2010 the turning point - I think 2010 will be the year that enterprises of all sizes start their transition to Gmail and Google Apps, and take their first steps towards the vision of the future. The move towards Cloud Computing is obvious. Gmail and Google Apps are the easy first steps in that direction. The cost savings are enormous,over $500 per user per year. Compare that to buying software licenses and maintenance from the old style software giants, and add the costs of server hardware, and IT managers to run them.

“The next 5 years are going to be exciting. There will be big changes in the software industry. I am thrilled to be at Google and look forward to being a small part of the movement to the future of computing.”

Don was also interviewed by VentureBeat where he talks about many things, including his new Google phone. Attracting the most vehement comments are his views on Microsoft.

“VB: Now that you’ve left Microsoft, how do you feel about the company’s future?”

DD: At a high level, Microsoft today is where IBM was in late ’80s, early ’90s. When I was just starting my career, IBM ruled the world. IBM was the dominant computer provider in the world — hardware, software, network, you name it, IBM was king. I think in the late ’80s and early ’90s, we saw that shift and Microsoft became king of the hill. And in 2009, 2010, going forward, Microsoft is sort of like IBM. It’s a longtime company with a great tradition and still very profitable, but it’s not the leader. Microsoft is not making the innovative leaps and coming out with the new stuff. People used to fear IBM and they don’t anymore. More recently, startups and competitors feared Microsoft, and I think over the past five or 10 years since that consent decree, I think that changed the company dramatically. I don’t think startups and competitors fear Microsoft the way they did 10 years ago. Part of it is the natural evolution of companies, part of it is the changing culture from that consent decree”.

Wednesday, December 16, 2009

VCs still fond of Wireless and the Cloud

If you plan to raise Venture Capital for your Smart Phone or Cloud Computing start-up in 2010, you may be in one of the rare sectors where VCs are optimistic. A survey of US VCs shows the percentage expecting increased investment in these sectors:

Internet 46%
Software 25%
Wireless 30%
Media 33%

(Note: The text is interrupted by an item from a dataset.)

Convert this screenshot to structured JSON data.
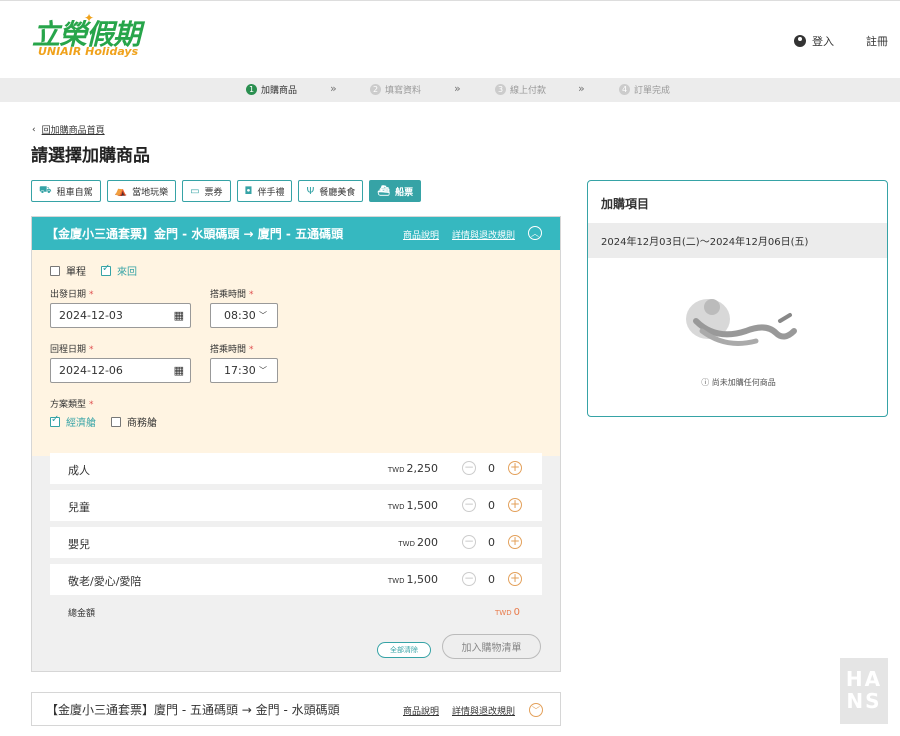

Topping their list overall is Clean tech, where 54% predict
increases.Writing in peHUB Wire, Deborah Gage says “Venture funds will shrink and the number of firms will shrink, said a majority of the 325 VCs surveyed, although they do expect to invest a few more dollars in more companies.

“They also plan to invest more in clean tech and Internet companies along with companies in China and India. They favor later stage investments over seed and early stage — a fact that concerns NVCA President Mark Heesen, who worries about innovation — and they expect exit markets to improve slightly, with more mergers and acquisitions and a few more IPOs.

“As a new feature, the NVCA included a list of Tweets provided by VCs on what they expect to do differently next year. Here’s a daring one — ‘More risky.’”

Get all the data here: VentureView 2010 charts